What the task asks
Where "value" appears in a line of the entries below, that line should be copied.

[Given records]

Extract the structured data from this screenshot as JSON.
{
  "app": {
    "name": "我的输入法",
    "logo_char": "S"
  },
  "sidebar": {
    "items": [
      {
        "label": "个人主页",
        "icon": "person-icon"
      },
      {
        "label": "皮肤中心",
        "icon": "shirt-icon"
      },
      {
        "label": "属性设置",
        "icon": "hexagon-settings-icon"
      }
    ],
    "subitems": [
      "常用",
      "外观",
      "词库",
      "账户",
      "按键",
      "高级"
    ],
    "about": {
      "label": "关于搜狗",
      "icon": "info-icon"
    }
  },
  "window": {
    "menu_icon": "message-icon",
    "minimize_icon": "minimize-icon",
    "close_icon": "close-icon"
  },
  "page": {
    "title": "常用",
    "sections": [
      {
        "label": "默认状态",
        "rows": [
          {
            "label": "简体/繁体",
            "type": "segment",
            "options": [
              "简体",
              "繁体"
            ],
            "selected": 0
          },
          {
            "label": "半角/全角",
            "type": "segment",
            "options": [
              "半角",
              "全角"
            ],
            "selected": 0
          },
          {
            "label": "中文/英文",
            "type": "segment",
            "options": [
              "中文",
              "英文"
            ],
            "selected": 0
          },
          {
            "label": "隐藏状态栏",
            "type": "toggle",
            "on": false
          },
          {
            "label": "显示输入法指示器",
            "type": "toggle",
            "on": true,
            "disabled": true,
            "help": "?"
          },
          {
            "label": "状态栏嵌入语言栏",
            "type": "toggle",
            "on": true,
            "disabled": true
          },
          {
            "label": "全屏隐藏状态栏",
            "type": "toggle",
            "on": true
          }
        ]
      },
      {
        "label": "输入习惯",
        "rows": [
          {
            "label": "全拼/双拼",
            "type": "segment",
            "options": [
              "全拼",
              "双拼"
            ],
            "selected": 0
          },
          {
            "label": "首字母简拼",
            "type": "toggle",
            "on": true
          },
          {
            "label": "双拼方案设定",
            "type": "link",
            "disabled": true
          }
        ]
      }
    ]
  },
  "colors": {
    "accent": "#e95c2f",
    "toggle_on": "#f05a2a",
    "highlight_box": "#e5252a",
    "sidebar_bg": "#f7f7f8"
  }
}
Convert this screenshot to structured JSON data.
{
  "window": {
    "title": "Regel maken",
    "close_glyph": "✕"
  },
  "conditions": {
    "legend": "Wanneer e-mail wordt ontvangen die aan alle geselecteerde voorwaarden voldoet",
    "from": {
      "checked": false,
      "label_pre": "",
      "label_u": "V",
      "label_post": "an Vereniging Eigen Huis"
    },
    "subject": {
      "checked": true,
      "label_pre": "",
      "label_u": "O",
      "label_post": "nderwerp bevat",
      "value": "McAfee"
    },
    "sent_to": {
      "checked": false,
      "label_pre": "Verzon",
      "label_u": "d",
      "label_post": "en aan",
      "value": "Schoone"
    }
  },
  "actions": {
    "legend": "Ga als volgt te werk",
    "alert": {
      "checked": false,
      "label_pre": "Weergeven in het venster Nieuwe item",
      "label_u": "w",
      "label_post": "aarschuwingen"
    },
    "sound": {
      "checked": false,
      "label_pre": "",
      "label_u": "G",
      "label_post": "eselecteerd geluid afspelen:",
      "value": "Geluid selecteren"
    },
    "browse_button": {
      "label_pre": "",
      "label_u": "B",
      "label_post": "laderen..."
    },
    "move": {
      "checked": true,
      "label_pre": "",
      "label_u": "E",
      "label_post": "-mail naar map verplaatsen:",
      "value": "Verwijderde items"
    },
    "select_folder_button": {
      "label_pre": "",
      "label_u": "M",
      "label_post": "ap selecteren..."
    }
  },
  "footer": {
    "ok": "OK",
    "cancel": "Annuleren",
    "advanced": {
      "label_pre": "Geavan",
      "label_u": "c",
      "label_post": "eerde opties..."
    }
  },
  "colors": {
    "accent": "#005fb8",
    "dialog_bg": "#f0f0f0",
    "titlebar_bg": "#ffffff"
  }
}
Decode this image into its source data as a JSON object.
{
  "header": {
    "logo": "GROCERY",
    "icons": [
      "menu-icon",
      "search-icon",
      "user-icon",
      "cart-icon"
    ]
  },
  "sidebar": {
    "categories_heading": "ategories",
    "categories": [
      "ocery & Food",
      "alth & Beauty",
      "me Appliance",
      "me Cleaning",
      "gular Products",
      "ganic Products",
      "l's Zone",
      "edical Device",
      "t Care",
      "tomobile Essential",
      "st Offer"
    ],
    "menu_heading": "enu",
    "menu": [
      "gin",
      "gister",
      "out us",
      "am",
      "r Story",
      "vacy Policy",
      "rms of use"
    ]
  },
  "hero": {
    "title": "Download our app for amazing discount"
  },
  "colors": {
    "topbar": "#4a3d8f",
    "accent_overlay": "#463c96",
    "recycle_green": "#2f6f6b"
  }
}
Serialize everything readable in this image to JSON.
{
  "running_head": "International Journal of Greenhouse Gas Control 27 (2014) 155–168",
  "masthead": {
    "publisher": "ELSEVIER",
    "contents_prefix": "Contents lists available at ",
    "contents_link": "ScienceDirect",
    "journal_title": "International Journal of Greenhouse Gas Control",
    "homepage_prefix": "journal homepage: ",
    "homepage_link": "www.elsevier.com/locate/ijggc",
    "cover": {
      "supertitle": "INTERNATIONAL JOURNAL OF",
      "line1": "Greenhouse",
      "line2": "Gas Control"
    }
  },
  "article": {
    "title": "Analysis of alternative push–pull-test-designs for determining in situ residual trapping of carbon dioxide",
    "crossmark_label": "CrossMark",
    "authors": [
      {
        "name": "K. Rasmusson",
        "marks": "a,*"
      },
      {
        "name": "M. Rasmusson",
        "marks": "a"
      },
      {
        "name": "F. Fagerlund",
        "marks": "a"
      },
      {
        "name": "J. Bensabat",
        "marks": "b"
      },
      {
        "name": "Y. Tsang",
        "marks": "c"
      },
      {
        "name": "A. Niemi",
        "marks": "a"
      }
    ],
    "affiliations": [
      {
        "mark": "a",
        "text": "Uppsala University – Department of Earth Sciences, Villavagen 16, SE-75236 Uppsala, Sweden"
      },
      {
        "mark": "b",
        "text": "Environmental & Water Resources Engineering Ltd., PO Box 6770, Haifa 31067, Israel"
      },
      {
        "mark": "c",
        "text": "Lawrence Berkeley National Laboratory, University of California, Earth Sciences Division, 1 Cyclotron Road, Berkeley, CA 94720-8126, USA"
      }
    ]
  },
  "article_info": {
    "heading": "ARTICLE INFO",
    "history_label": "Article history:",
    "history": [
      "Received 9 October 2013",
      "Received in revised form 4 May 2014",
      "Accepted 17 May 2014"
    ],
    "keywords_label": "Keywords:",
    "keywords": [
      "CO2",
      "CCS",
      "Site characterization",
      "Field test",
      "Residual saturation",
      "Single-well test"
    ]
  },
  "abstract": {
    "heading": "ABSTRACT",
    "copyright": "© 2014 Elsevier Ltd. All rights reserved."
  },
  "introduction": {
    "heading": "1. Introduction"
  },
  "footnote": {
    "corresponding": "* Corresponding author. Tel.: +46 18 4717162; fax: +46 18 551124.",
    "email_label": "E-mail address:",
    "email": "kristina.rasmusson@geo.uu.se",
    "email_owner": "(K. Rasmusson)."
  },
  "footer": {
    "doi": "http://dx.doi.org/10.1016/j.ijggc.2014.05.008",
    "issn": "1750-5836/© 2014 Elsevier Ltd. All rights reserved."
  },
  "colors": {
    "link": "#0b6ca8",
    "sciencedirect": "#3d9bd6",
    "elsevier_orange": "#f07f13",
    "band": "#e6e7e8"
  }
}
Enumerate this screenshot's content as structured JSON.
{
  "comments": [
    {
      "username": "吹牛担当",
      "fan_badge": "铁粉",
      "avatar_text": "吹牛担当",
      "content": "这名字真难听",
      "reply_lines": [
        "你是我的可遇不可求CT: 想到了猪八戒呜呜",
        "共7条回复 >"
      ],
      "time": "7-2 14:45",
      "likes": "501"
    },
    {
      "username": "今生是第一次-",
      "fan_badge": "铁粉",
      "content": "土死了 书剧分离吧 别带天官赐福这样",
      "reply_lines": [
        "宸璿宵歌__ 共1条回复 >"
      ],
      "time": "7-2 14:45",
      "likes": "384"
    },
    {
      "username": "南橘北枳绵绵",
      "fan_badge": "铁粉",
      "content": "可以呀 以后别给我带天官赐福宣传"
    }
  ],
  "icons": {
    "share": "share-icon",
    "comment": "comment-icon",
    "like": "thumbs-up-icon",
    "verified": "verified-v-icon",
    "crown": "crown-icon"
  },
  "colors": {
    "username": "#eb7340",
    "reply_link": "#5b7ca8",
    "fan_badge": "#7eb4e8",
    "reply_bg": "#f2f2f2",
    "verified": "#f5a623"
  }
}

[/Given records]

Exercise response
      "value": "McAfee"
      "value": "Schoone"
      "value": "Geluid selecteren"
      "value": "Verwijderde items"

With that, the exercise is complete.